- J.-K. Zhang, L. Yang, G.-L. Meng et al., “Protection by salidroside against bone loss via inhibition of oxidative stress and bone-resorbing mediators,” PLoS One, vol. 8, no. 2, article e57251, 2013.
- W. P. Cawthorn, A. J. Bree, Y. Yao et al., “Wnt6, Wnt10a and Wnt10b inhibit adipogenesis and stimulate osteoblastogenesis through a β-catenin-dependent mechanism,” Bone, vol. 50, no. 2, pp. 477–489, 2012.
- E. Pomari, B. Stefanon, and M. Colitti, “Effects of two different Rhodiola rosea extracts on primary human visceral adipocytes,” Molecules, vol. 20, no. 5, pp. 8409–8428, 2015.
- F. Bost, M. Aouadi, L. Caron, and B. Binétruy, “The role of MAPKs in adipocyte differentiation and obesity,” Biochimie, vol. 87, no. 1, pp. 51–56, 2005.
- V. Vingtdeux, P. Chandakkar, H. Zhao, P. Davies, and P. Marambaud, “Small-molecule activators of AMP-activated protein kinase (AMPK), RSVA314 and RSVA405, inhibit adipogenesis,” Molecular Medicine, vol. 17, no. 9-10, pp. 1022–1030, 2011.
- Y. Gao, Y. Zhou, A. Xu, and D. Wu, “Effects of an AMP-activated protein kinase inhibitor, compound c, on adipogenic differentiation of 3T3-L1 cells,” Biological & Pharmaceutical Bulletin, vol. 31, no. 9, pp. 1716–1722, 2008.
- X. Q. Guo, L. Qi, and J. Yang, “Salidroside accelerates fracture healing through cell-autonomous and non-autonomous effects on osteoblasts,” Cell and Tissue Research, vol. 367, no. 2, pp. 197–211, 2017.

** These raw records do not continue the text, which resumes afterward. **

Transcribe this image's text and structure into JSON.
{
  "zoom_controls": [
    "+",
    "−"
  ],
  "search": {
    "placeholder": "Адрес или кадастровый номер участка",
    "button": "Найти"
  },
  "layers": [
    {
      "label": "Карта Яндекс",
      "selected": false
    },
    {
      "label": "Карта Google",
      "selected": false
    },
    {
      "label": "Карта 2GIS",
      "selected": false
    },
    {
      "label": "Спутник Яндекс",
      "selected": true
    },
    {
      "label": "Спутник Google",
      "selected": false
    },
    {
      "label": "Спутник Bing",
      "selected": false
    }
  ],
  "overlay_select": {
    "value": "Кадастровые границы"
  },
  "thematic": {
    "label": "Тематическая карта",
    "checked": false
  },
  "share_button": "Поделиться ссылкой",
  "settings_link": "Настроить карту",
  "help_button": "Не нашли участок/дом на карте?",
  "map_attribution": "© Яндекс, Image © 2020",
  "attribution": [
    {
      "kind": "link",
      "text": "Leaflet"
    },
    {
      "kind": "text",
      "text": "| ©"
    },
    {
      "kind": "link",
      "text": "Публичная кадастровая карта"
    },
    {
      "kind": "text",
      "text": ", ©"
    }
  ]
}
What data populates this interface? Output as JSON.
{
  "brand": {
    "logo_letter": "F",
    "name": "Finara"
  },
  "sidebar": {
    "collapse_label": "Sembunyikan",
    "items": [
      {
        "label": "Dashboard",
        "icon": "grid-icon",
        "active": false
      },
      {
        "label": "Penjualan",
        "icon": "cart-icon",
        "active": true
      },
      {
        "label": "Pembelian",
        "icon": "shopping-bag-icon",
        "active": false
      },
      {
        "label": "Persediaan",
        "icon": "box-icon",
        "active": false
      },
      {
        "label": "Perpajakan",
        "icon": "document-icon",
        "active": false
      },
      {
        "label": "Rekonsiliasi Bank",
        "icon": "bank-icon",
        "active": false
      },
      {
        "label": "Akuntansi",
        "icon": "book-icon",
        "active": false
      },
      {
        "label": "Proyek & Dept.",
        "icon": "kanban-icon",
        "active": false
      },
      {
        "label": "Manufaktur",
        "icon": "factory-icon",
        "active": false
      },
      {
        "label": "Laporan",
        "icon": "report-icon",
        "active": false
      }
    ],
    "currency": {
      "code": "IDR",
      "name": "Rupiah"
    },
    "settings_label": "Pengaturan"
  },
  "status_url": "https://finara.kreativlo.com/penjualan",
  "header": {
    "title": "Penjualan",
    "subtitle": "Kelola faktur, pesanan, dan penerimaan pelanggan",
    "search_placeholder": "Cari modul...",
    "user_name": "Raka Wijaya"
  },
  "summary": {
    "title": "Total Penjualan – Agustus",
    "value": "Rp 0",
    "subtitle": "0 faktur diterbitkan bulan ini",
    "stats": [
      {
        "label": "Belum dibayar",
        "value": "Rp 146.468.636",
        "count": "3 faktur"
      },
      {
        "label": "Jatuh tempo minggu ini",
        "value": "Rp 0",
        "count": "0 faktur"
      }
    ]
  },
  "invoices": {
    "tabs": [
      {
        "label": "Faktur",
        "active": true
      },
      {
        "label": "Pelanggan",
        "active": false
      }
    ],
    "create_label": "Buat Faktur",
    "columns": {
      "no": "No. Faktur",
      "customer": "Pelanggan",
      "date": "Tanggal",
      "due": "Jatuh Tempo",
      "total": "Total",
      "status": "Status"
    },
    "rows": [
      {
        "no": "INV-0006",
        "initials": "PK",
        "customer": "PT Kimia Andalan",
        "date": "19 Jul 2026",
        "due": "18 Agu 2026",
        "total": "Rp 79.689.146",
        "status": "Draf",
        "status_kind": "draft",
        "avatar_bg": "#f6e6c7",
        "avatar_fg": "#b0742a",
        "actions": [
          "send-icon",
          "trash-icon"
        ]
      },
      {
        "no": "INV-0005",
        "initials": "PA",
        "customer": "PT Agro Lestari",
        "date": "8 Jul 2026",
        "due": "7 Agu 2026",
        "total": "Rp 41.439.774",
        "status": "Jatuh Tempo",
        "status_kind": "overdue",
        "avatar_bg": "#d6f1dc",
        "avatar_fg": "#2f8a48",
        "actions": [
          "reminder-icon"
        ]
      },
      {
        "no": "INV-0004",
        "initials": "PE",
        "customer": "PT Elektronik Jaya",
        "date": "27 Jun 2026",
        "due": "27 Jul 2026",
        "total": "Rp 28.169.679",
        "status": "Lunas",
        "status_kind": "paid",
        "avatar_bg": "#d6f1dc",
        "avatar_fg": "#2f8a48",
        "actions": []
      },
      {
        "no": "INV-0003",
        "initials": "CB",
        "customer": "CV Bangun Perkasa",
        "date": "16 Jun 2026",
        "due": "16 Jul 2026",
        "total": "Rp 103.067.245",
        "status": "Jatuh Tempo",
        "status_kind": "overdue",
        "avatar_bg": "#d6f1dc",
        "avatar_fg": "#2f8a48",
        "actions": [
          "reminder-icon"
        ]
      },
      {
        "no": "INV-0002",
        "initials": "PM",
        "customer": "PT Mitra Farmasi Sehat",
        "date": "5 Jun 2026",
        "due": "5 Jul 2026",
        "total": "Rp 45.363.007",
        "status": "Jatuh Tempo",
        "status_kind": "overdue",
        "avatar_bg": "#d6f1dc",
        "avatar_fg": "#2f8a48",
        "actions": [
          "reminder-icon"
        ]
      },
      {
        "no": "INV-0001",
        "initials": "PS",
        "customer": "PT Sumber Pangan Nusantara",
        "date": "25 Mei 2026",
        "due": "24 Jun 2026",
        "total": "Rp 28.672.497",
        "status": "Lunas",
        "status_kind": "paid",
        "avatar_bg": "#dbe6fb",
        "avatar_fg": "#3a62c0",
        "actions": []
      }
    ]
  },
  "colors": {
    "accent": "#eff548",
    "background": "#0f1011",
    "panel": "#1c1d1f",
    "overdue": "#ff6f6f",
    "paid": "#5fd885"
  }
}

Copyright © 2021 Jung Hwan Oh et al. This is an open access article distributed under the Creative Commons Attribution License, which permits unrestricted use, distribution, and reproduction in any medium, provided the original work is properly cited.